U.S. Civil Rights Commissioner Peter Kirsanow pulled no punches in his criticism of the city’s “bigoted virtue-signaling.”

Kirsanow, along with Paxton and Sasser, noted the U.S. Supreme Court has repeatedly affirmed that First Amendment speech protections apply to individuals and corporations, including government contractors.

“’Speech’ includes monetary donations to organizations that government officials may not like,” Kirsanow said in a letter to Nirenberg, Texas Gov. Greg Abbott, and San Antonio City Council.

He also addressed the problem that Branson and Sharrow believe is at the root of the city’s discriminatory actions – the city’s SOGI nondiscrimination ordinance.

In 2013, the same time San Antonio began drafting its SOGI law, the U.S. Commission on Civil Rights held hearings on the potential conflicts such laws create – bakers pressed to make cakes for gay weddings and nuns required to provide birth control to employees. But the idea of a city banning a fast-food chain from a city contract “would have been too far-fetched to consider.”

Consider it done.

In 2014 San Antonio passed its SOGI law to protect the city’s LGBT residents from discrimination in employment, housing, and public accommodation.
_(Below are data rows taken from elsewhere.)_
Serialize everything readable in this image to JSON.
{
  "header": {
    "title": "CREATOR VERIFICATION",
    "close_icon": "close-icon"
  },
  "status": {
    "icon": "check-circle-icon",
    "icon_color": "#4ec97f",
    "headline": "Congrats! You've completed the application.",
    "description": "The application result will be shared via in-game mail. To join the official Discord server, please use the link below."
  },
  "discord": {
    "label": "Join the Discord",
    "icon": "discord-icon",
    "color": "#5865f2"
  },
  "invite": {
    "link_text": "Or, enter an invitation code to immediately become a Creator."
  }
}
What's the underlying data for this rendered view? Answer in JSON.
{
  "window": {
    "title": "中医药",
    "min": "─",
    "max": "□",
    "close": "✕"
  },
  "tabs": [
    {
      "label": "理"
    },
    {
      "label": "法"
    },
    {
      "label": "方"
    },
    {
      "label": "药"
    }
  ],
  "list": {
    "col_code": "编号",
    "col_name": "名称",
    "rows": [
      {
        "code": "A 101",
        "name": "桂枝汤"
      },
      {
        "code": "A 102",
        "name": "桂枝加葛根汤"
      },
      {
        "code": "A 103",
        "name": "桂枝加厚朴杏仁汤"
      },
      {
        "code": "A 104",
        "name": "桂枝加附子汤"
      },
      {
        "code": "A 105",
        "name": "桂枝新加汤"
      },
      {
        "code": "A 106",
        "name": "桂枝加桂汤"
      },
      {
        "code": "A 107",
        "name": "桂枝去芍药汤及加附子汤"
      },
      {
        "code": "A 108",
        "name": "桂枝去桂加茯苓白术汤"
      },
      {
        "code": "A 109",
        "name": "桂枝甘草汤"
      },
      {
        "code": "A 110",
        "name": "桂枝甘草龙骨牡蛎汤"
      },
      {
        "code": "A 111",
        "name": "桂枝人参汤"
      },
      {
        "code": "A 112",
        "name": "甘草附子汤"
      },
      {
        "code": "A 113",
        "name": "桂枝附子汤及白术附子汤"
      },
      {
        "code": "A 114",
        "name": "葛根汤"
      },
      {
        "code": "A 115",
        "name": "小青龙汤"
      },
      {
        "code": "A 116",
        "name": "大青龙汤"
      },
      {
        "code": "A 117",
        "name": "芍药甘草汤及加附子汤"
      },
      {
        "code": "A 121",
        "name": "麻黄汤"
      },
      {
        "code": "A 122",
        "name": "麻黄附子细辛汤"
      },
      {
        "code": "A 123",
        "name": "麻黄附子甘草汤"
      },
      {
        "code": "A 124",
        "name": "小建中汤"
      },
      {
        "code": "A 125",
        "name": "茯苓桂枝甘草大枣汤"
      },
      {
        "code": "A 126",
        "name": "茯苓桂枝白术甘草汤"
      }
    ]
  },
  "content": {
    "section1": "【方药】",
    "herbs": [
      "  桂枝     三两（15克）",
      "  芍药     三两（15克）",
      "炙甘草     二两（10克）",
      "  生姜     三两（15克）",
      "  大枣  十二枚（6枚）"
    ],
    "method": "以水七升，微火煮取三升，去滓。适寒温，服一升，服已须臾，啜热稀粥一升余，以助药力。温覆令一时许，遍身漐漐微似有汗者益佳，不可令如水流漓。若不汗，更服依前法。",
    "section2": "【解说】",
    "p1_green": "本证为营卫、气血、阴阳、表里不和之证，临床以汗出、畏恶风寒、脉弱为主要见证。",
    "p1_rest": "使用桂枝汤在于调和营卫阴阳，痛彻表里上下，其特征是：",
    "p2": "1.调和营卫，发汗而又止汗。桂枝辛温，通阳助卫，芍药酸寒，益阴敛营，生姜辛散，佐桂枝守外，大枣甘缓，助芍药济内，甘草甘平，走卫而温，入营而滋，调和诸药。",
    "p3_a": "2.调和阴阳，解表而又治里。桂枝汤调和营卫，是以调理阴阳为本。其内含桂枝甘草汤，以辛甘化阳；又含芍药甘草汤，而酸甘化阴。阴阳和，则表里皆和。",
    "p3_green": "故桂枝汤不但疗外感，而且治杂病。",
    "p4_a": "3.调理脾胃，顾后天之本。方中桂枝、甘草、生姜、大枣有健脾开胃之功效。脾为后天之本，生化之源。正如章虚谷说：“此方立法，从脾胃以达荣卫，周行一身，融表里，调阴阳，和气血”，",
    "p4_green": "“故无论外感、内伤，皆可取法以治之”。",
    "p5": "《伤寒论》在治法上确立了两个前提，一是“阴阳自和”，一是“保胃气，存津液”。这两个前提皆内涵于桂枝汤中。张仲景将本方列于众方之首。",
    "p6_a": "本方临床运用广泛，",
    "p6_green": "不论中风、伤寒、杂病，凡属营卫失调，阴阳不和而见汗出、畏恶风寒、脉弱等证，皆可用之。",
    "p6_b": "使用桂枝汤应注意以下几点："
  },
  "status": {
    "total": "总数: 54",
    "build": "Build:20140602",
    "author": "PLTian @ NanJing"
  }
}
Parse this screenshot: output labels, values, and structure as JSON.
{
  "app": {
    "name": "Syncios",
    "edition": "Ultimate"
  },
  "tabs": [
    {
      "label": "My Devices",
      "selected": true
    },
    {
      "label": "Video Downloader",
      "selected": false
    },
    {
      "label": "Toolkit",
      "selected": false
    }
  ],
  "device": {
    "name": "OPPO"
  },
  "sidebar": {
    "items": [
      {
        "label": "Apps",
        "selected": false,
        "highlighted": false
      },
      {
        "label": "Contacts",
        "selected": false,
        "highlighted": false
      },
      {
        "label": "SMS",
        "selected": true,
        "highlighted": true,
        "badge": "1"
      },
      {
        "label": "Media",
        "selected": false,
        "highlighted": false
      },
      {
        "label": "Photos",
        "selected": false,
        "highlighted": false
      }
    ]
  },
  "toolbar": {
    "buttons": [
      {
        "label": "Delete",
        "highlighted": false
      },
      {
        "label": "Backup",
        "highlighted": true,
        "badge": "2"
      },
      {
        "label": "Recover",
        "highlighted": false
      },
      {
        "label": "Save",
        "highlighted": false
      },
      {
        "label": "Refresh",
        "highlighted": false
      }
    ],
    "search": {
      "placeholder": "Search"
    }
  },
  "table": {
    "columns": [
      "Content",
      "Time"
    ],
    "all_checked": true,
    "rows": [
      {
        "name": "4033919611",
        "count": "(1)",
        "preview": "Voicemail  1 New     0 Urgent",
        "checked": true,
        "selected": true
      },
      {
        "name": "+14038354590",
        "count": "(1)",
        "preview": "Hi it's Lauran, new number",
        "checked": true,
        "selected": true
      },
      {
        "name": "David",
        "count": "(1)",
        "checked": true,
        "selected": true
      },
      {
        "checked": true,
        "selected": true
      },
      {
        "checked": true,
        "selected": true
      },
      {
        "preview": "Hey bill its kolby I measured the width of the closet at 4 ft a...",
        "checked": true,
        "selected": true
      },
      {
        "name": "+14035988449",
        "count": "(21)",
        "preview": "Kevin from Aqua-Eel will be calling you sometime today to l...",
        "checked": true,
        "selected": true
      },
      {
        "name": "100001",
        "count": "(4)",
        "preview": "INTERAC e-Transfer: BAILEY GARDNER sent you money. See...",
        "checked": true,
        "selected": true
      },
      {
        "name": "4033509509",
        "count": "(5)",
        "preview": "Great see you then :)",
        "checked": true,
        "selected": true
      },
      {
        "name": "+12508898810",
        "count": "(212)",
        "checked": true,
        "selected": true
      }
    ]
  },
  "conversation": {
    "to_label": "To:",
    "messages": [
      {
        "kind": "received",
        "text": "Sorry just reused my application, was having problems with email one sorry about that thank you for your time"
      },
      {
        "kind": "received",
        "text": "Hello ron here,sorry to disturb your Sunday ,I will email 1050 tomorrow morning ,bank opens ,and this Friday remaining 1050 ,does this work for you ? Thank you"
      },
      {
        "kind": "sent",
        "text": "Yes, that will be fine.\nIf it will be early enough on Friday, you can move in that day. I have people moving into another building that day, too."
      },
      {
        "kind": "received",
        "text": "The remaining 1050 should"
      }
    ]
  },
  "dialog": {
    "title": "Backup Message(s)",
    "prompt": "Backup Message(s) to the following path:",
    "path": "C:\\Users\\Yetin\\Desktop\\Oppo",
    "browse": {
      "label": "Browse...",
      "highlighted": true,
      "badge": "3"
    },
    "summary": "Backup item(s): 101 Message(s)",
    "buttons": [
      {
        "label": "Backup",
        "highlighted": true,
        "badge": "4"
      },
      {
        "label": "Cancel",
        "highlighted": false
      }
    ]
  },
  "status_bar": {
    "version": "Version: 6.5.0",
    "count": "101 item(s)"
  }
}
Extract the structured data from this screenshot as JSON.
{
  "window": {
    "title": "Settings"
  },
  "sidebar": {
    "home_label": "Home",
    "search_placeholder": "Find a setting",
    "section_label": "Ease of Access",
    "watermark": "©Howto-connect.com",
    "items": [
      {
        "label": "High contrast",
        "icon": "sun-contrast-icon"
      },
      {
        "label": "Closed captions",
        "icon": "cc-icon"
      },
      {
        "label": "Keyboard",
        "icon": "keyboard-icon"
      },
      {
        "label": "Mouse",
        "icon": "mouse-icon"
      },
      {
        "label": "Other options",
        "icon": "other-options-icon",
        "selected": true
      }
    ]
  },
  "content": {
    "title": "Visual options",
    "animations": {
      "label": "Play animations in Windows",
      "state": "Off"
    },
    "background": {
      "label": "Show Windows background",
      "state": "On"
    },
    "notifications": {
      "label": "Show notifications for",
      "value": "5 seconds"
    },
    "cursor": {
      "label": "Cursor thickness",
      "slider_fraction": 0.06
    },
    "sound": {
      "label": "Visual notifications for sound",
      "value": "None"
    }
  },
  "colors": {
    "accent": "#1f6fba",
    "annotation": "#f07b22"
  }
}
Five years later no one has filed a complaint, Sharrow said.

Instead, the law has been used to intimidate businesses and even churches into silencing their views on a number of controversial issues said Branson. The city council’s actions “essentially weaponized” the ordinance Sharrow said.

And representatives of the LGBT community who attended the March 28 meeting also condemned the council’s vote, according to Sharrow and Branson. One woman told the council members that threats against people of faith threatens everyone.

Pelaez, Gonzales and Sandoval expressed concern over their vote once confronted with the implications it had on the broader San Antonio community.

Trevino, who called for the ban, did not respond to questions from the TEXAN.

While investigators search for violations of state and federal law, pastors and business leaders have already scheduled more meetings with elected officials hoping to convince them to undo the discriminatory act perpetuated against San Antonio’s faith community. By calling Chick-fil-A a “symbol of hate” for not affirming same-sex marriage they likewise labeled every Christian who shares that conviction.

Council members disagreed but Sharrow pushed back and introduced them to the Reyes family, owners of the restaurant where they were meeting. Like Chick-fil-A owner Dan Cathy, the Reyes family contributes to their church which recognizes marriage only as a union between a man and a woman.

Kirsanow also noted the problem.

“I respectfully suggest that by that standard, City Council’s got a lot more banning to do,” he said.

Or, they could hear and respond to the pleas of their citizens and followed the lead of Pelaez.

TEXAN Correspondent
Bonnie Pritchett
Most Read

What does a special-needs family experience when they visit your church?

Editor’s note: The Southern Baptists of Texas Convention has designated July 14 as Disability Ministry Sunday. We walked up to the registration area for the children’s classes one Sunday at the church we were visiting in …

Stay informed on the news that matters most.

Stay connected to quality news affecting the lives of southern baptists in Texas and worldwide. Get Texan news delivered straight to your home and digital device.